===== The input

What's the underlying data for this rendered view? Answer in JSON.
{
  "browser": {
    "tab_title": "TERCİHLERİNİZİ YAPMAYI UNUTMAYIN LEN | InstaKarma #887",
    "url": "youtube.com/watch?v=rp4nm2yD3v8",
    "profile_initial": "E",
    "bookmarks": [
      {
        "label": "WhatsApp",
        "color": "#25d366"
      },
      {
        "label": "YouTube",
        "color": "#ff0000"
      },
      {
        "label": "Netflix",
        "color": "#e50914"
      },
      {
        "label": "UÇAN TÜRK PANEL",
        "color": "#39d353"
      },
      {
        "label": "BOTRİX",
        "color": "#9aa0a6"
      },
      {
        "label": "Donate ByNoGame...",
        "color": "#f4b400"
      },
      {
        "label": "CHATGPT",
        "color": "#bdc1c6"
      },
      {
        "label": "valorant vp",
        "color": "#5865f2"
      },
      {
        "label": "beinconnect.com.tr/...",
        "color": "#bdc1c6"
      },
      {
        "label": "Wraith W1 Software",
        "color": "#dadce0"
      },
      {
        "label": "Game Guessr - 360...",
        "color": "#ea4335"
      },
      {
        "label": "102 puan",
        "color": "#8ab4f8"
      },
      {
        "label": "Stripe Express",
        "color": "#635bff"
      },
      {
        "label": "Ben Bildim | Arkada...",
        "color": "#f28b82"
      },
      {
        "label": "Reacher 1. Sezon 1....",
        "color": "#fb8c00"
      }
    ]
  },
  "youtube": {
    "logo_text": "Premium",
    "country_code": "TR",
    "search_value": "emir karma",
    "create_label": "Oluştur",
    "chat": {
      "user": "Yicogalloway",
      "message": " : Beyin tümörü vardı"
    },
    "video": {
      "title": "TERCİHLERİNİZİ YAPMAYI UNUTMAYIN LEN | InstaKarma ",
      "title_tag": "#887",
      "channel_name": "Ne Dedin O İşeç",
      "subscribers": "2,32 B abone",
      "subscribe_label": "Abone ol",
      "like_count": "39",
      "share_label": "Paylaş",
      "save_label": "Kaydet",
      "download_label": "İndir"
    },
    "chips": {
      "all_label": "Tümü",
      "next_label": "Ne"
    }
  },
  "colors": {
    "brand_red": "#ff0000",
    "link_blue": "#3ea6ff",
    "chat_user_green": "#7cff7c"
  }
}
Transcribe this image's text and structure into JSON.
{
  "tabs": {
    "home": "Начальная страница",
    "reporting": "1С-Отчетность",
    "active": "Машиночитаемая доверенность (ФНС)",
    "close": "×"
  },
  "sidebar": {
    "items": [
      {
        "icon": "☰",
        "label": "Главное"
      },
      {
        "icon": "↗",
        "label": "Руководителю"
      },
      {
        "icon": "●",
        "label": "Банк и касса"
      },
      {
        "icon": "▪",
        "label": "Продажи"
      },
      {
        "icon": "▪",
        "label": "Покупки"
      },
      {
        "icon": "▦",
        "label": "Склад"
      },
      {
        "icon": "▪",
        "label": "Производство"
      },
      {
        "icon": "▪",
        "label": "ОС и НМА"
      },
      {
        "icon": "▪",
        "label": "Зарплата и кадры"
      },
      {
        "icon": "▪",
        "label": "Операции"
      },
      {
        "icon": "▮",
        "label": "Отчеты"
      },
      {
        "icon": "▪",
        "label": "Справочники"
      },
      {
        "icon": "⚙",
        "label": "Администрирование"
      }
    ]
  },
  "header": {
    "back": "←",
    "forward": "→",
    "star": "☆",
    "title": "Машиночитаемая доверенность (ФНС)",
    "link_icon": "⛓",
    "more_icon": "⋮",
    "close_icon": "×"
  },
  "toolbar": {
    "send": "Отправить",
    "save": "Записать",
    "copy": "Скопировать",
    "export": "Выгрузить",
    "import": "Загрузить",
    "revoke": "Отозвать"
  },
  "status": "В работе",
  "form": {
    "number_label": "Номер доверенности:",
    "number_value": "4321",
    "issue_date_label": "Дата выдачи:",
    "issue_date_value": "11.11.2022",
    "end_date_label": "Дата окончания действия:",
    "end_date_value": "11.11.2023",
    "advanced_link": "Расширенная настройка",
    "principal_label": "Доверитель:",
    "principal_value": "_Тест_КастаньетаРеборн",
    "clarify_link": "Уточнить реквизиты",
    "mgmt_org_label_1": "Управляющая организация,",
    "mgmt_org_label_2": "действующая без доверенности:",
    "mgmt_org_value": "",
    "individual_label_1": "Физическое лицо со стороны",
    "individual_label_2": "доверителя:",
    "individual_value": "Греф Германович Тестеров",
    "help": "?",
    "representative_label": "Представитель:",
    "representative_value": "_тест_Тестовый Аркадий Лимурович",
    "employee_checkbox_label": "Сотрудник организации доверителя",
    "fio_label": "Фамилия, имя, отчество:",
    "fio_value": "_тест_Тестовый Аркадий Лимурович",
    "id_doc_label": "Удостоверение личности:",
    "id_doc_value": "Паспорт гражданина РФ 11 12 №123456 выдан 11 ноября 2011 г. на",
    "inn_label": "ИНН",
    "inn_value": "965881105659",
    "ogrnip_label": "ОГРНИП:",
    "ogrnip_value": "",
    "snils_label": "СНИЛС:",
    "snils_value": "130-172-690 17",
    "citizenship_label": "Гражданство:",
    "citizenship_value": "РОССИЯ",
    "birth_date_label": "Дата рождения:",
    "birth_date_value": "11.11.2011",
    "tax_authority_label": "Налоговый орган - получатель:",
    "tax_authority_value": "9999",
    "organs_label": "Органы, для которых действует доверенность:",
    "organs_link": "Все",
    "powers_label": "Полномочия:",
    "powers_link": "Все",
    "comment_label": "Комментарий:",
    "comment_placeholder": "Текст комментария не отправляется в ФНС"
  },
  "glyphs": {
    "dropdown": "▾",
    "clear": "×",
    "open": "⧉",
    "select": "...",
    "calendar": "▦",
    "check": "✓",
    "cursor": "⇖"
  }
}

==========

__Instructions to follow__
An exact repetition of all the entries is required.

__Problem solution__
What's the underlying data for this rendered view? Answer in JSON.
{
  "browser": {
    "tab_title": "TERCİHLERİNİZİ YAPMAYI UNUTMAYIN LEN | InstaKarma #887",
    "url": "youtube.com/watch?v=rp4nm2yD3v8",
    "profile_initial": "E",
    "bookmarks": [
      {
        "label": "WhatsApp",
        "color": "#25d366"
      },
      {
        "label": "YouTube",
        "color": "#ff0000"
      },
      {
        "label": "Netflix",
        "color": "#e50914"
      },
      {
        "label": "UÇAN TÜRK PANEL",
        "color": "#39d353"
      },
      {
        "label": "BOTRİX",
        "color": "#9aa0a6"
      },
      {
        "label": "Donate ByNoGame...",
        "color": "#f4b400"
      },
      {
        "label": "CHATGPT",
        "color": "#bdc1c6"
      },
      {
        "label": "valorant vp",
        "color": "#5865f2"
      },
      {
        "label": "beinconnect.com.tr/...",
        "color": "#bdc1c6"
      },
      {
        "label": "Wraith W1 Software",
        "color": "#dadce0"
      },
      {
        "label": "Game Guessr - 360...",
        "color": "#ea4335"
      },
      {
        "label": "102 puan",
        "color": "#8ab4f8"
      },
      {
        "label": "Stripe Express",
        "color": "#635bff"
      },
      {
        "label": "Ben Bildim | Arkada...",
        "color": "#f28b82"
      },
      {
        "label": "Reacher 1. Sezon 1....",
        "color": "#fb8c00"
      }
    ]
  },
  "youtube": {
    "logo_text": "Premium",
    "country_code": "TR",
    "search_value": "emir karma",
    "create_label": "Oluştur",
    "chat": {
      "user": "Yicogalloway",
      "message": " : Beyin tümörü vardı"
    },
    "video": {
      "title": "TERCİHLERİNİZİ YAPMAYI UNUTMAYIN LEN | InstaKarma ",
      "title_tag": "#887",
      "channel_name": "Ne Dedin O İşeç",
      "subscribers": "2,32 B abone",
      "subscribe_label": "Abone ol",
      "like_count": "39",
      "share_label": "Paylaş",
      "save_label": "Kaydet",
      "download_label": "İndir"
    },
    "chips": {
      "all_label": "Tümü",
      "next_label": "Ne"
    }
  },
  "colors": {
    "brand_red": "#ff0000",
    "link_blue": "#3ea6ff",
    "chat_user_green": "#7cff7c"
  }
}
Transcribe this image's text and structure into JSON.
{
  "tabs": {
    "home": "Начальная страница",
    "reporting": "1С-Отчетность",
    "active": "Машиночитаемая доверенность (ФНС)",
    "close": "×"
  },
  "sidebar": {
    "items": [
      {
        "icon": "☰",
        "label": "Главное"
      },
      {
        "icon": "↗",
        "label": "Руководителю"
      },
      {
        "icon": "●",
        "label": "Банк и касса"
      },
      {
        "icon": "▪",
        "label": "Продажи"
      },
      {
        "icon": "▪",
        "label": "Покупки"
      },
      {
        "icon": "▦",
        "label": "Склад"
      },
      {
        "icon": "▪",
        "label": "Производство"
      },
      {
        "icon": "▪",
        "label": "ОС и НМА"
      },
      {
        "icon": "▪",
        "label": "Зарплата и кадры"
      },
      {
        "icon": "▪",
        "label": "Операции"
      },
      {
        "icon": "▮",
        "label": "Отчеты"
      },
      {
        "icon": "▪",
        "label": "Справочники"
      },
      {
        "icon": "⚙",
        "label": "Администрирование"
      }
    ]
  },
  "header": {
    "back": "←",
    "forward": "→",
    "star": "☆",
    "title": "Машиночитаемая доверенность (ФНС)",
    "link_icon": "⛓",
    "more_icon": "⋮",
    "close_icon": "×"
  },
  "toolbar": {
    "send": "Отправить",
    "save": "Записать",
    "copy": "Скопировать",
    "export": "Выгрузить",
    "import": "Загрузить",
    "revoke": "Отозвать"
  },
  "status": "В работе",
  "form": {
    "number_label": "Номер доверенности:",
    "number_value": "4321",
    "issue_date_label": "Дата выдачи:",
    "issue_date_value": "11.11.2022",
    "end_date_label": "Дата окончания действия:",
    "end_date_value": "11.11.2023",
    "advanced_link": "Расширенная настройка",
    "principal_label": "Доверитель:",
    "principal_value": "_Тест_КастаньетаРеборн",
    "clarify_link": "Уточнить реквизиты",
    "mgmt_org_label_1": "Управляющая организация,",
    "mgmt_org_label_2": "действующая без доверенности:",
    "mgmt_org_value": "",
    "individual_label_1": "Физическое лицо со стороны",
    "individual_label_2": "доверителя:",
    "individual_value": "Греф Германович Тестеров",
    "help": "?",
    "representative_label": "Представитель:",
    "representative_value": "_тест_Тестовый Аркадий Лимурович",
    "employee_checkbox_label": "Сотрудник организации доверителя",
    "fio_label": "Фамилия, имя, отчество:",
    "fio_value": "_тест_Тестовый Аркадий Лимурович",
    "id_doc_label": "Удостоверение личности:",
    "id_doc_value": "Паспорт гражданина РФ 11 12 №123456 выдан 11 ноября 2011 г. на",
    "inn_label": "ИНН",
    "inn_value": "965881105659",
    "ogrnip_label": "ОГРНИП:",
    "ogrnip_value": "",
    "snils_label": "СНИЛС:",
    "snils_value": "130-172-690 17",
    "citizenship_label": "Гражданство:",
    "citizenship_value": "РОССИЯ",
    "birth_date_label": "Дата рождения:",
    "birth_date_value": "11.11.2011",
    "tax_authority_label": "Налоговый орган - получатель:",
    "tax_authority_value": "9999",
    "organs_label": "Органы, для которых действует доверенность:",
    "organs_link": "Все",
    "powers_label": "Полномочия:",
    "powers_link": "Все",
    "comment_label": "Комментарий:",
    "comment_placeholder": "Текст комментария не отправляется в ФНС"
  },
  "glyphs": {
    "dropdown": "▾",
    "clear": "×",
    "open": "⧉",
    "select": "...",
    "calendar": "▦",
    "check": "✓",
    "cursor": "⇖"
  }
}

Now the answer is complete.